Racist incidents like the one Orioles outfielder Adam Jones experienced earlier this month at Fenway Park have Jones concerned not just about racism in Boston or in baseball, but how such events may impact impressionable children.
His own child, his 3-year-old son, is why he penned an essay entitled "Hate" and filmed a video message for the Players’ Tribune recounting having peanuts thrown at him and being called the N-word on May 1, as well as another time he was called a racial slur when he was 19 years old playing Double-A ball in Springfield, Missouri in 2005.
Jones says his son understands what happened to him this month, but not why.
"How am I supposed to talk to my son about what happened?" Jones wonders in the essay. "Ten years from now, he’ll be 13 years old, and if he Googles his dad, this incident will probably come up. He’ll read a lot of confusing things.
“Maybe he’ll read about how some people didn’t even believe that it really happened.
“Maybe he’ll read about how the fans at Fenway gave his dad a standing ovation the next night.
“Maybe he’ll read about what happened right before that standing ovation, when a Red Sox fan was ejected for using a racial slur toward the Kenyan woman who sang the national anthem.
“What is he going to make of all that? Deep down, are people good? Are they bad? How should he see the world?"
At one point he makes comments seemingly directed at criticism he’s received from the likes of Curt Schilling, who have raised doubts about the Fenway incident, despite the Red Sox acknowledging it and apologizing for it.
"This is not a sports debate show. This is my real life. It happened.
“And it’s just point-blank disgusting," Jones wrote.

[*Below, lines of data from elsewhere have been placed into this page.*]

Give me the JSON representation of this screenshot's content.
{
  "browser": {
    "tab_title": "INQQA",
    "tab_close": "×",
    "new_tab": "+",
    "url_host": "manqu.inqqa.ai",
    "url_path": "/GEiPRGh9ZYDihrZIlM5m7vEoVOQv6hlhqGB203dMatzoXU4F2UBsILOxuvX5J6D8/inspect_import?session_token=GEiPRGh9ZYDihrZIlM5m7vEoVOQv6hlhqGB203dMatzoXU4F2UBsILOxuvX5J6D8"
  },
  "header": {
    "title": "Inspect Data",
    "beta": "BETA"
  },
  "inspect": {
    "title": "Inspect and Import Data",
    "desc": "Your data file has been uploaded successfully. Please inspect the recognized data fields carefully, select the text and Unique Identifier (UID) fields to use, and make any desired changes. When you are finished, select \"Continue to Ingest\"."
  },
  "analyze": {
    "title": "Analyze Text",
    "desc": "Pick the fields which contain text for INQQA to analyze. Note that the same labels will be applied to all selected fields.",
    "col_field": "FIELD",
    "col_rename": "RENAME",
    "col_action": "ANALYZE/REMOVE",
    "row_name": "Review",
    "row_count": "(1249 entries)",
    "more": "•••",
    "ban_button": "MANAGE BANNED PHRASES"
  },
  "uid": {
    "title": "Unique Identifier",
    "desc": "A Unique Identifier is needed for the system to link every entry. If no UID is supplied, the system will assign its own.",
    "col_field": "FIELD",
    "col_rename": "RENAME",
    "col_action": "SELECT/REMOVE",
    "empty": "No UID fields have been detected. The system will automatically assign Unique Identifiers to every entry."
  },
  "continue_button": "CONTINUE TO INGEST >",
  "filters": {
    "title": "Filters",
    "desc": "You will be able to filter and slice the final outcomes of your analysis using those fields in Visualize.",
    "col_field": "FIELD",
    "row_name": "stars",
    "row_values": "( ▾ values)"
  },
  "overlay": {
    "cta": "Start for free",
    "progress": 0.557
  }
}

He also addresses people doubting the incident in the video, telling them to "come play center field and be in my shoes."